The Caribbean Telecommunications Union (CTU) has teamed up with US-based research firm Packet Clearing House (PCH) to advise the Caribbean governments how to bolster broadband infrastructure in the region. At a recent symposium held in St Vincent, PCH has suggested that Caribbean governments must increase the number of local Internet exchange points (IXP) as a first step to increase the Internet speed in the island nations.
An Internet exchange point is a physical infrastructure through which Internet service providers(ISPs) exchange Internet traffic between their networks. Experts say IXPs ease the movement of data on the network and thereby reduce the average per-bit delivery cost of their service.
“There are over three hundred internet exchange points across the world, but only a handful thus far in the Caribbean region. This has to change if local consumers are to benefit from a faster experience for domestic online services,” said Bevil Wooding, a consultant with Packet Clearing House.
“IXPs are catalysts for internet-based economic activity and the development of local content. They are considered fundamental to internet growth and development.”
The consulting firm is meeting officials in St Lucia and in St Vincent and the Grenadines to help them figure out how they can make use of advanced technology to improve the telecom infrastructure. The Telecom Union (CTU), on the other hand, is organizing workshops in each country to create awareness about the benefits of establishing an IXP for the local Internet network.

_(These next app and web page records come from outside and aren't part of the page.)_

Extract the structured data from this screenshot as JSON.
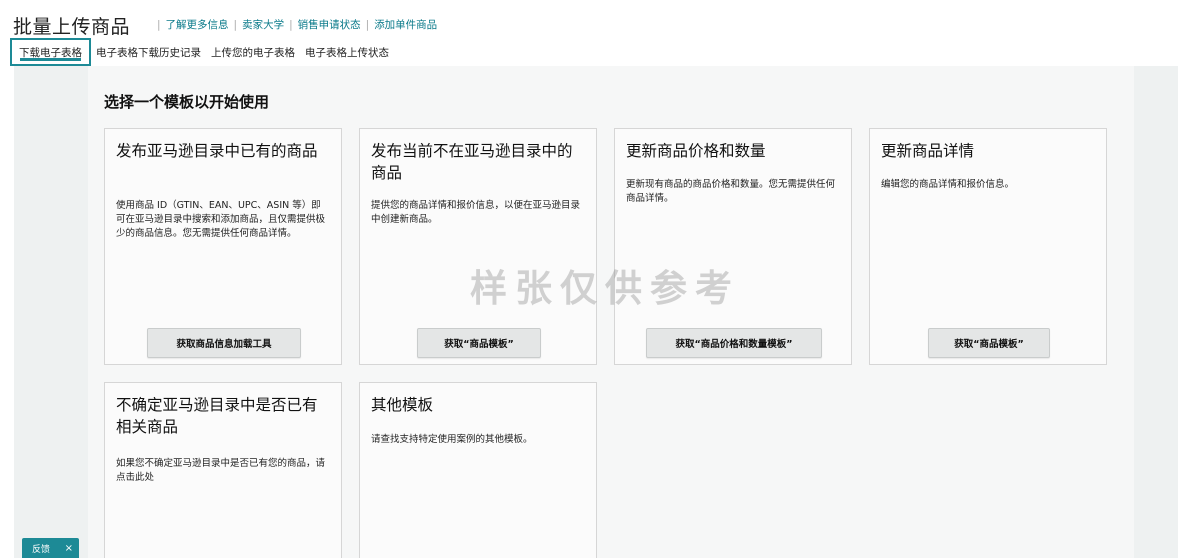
{
  "header": {
    "title": "批量上传商品",
    "links": [
      "了解更多信息",
      "卖家大学",
      "销售申请状态",
      "添加单件商品"
    ]
  },
  "tabs": [
    "下载电子表格",
    "电子表格下载历史记录",
    "上传您的电子表格",
    "电子表格上传状态"
  ],
  "section_title": "选择一个模板以开始使用",
  "cards": [
    {
      "title": "发布亚马逊目录中已有的商品",
      "description": "使用商品 ID（GTIN、EAN、UPC、ASIN 等）即可在亚马逊目录中搜索和添加商品，且仅需提供极少的商品信息。您无需提供任何商品详情。",
      "button": "获取商品信息加载工具"
    },
    {
      "title": "发布当前不在亚马逊目录中的商品",
      "description": "提供您的商品详情和报价信息，以便在亚马逊目录中创建新商品。",
      "button": "获取“商品模板”"
    },
    {
      "title": "更新商品价格和数量",
      "description": "更新现有商品的商品价格和数量。您无需提供任何商品详情。",
      "button": "获取“商品价格和数量模板”"
    },
    {
      "title": "更新商品详情",
      "description": "编辑您的商品详情和报价信息。",
      "button": "获取“商品模板”"
    },
    {
      "title": "不确定亚马逊目录中是否已有相关商品",
      "description": "如果您不确定亚马逊目录中是否已有您的商品，请点击此处"
    },
    {
      "title": "其他模板",
      "description": "请查找支持特定使用案例的其他模板。"
    }
  ],
  "watermark": "样张仅供参考",
  "feedback": {
    "label": "反馈",
    "close": "×"
  },
  "colors": {
    "accent": "#1d8a96",
    "link": "#0a7a8a"
  }
}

Analysts say the proliferation of IXPs could speed up the delivery of Internet-based services such as video conferencing, voice of IP, data backup and online gaming. The initiative to bolster the broadband network is backed by the World Bank. Nevertheless, there are information as to how much money the international bank is lending for the initiative.
Strengthening the telecom infrastructure is critical to the Caribbean, where governments are pinning hopes on online sector to generate jobs and reverse economic fortunes. According to reports, unemployment is high in most of the countries.

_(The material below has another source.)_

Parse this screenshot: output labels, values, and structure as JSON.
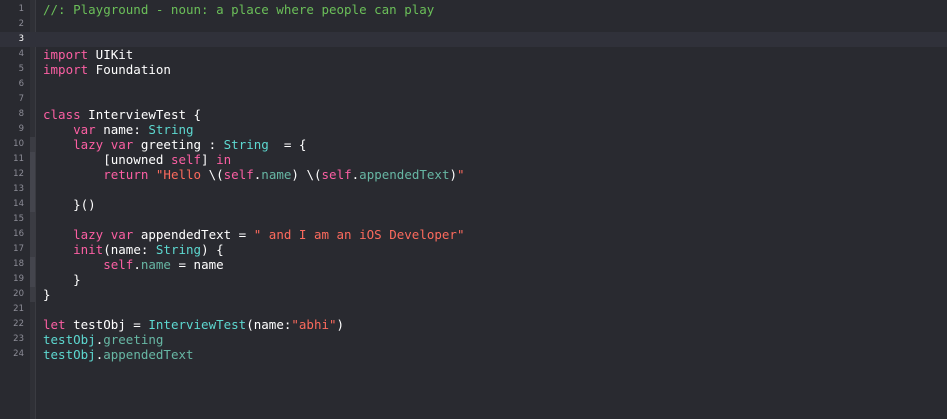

The initiative is part of the Caribbean Regional Communications Infrastructure Program (CARCIP) and is funded by the World Bank.